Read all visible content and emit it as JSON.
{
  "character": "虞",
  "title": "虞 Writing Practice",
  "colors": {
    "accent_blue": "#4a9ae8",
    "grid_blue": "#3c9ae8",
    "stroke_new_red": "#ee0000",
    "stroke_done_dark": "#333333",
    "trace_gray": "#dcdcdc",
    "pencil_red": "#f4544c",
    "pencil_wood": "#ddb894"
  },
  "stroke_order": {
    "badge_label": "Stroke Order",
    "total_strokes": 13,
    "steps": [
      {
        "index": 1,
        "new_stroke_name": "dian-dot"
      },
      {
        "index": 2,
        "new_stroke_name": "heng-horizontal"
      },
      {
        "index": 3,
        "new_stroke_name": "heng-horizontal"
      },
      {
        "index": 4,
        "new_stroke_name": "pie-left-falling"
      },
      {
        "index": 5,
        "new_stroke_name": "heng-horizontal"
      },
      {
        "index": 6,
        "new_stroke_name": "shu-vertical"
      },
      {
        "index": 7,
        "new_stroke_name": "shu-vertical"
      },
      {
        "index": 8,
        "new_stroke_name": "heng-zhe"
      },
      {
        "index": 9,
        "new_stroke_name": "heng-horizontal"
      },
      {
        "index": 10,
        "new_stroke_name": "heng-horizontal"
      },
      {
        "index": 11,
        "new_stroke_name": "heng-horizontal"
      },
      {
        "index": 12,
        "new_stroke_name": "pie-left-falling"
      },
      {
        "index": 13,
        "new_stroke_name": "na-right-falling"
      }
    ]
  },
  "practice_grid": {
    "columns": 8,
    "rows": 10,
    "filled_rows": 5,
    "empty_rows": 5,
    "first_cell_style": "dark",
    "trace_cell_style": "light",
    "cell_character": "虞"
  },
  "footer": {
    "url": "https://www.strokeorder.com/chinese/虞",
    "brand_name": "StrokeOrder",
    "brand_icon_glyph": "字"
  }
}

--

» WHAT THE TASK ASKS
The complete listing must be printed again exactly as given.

» RESULT OF THIS TASK
Read all visible content and emit it as JSON.
{
  "character": "虞",
  "title": "虞 Writing Practice",
  "colors": {
    "accent_blue": "#4a9ae8",
    "grid_blue": "#3c9ae8",
    "stroke_new_red": "#ee0000",
    "stroke_done_dark": "#333333",
    "trace_gray": "#dcdcdc",
    "pencil_red": "#f4544c",
    "pencil_wood": "#ddb894"
  },
  "stroke_order": {
    "badge_label": "Stroke Order",
    "total_strokes": 13,
    "steps": [
      {
        "index": 1,
        "new_stroke_name": "dian-dot"
      },
      {
        "index": 2,
        "new_stroke_name": "heng-horizontal"
      },
      {
        "index": 3,
        "new_stroke_name": "heng-horizontal"
      },
      {
        "index": 4,
        "new_stroke_name": "pie-left-falling"
      },
      {
        "index": 5,
        "new_stroke_name": "heng-horizontal"
      },
      {
        "index": 6,
        "new_stroke_name": "shu-vertical"
      },
      {
        "index": 7,
        "new_stroke_name": "shu-vertical"
      },
      {
        "index": 8,
        "new_stroke_name": "heng-zhe"
      },
      {
        "index": 9,
        "new_stroke_name": "heng-horizontal"
      },
      {
        "index": 10,
        "new_stroke_name": "heng-horizontal"
      },
      {
        "index": 11,
        "new_stroke_name": "heng-horizontal"
      },
      {
        "index": 12,
        "new_stroke_name": "pie-left-falling"
      },
      {
        "index": 13,
        "new_stroke_name": "na-right-falling"
      }
    ]
  },
  "practice_grid": {
    "columns": 8,
    "rows": 10,
    "filled_rows": 5,
    "empty_rows": 5,
    "first_cell_style": "dark",
    "trace_cell_style": "light",
    "cell_character": "虞"
  },
  "footer": {
    "url": "https://www.strokeorder.com/chinese/虞",
    "brand_name": "StrokeOrder",
    "brand_icon_glyph": "字"
  }
}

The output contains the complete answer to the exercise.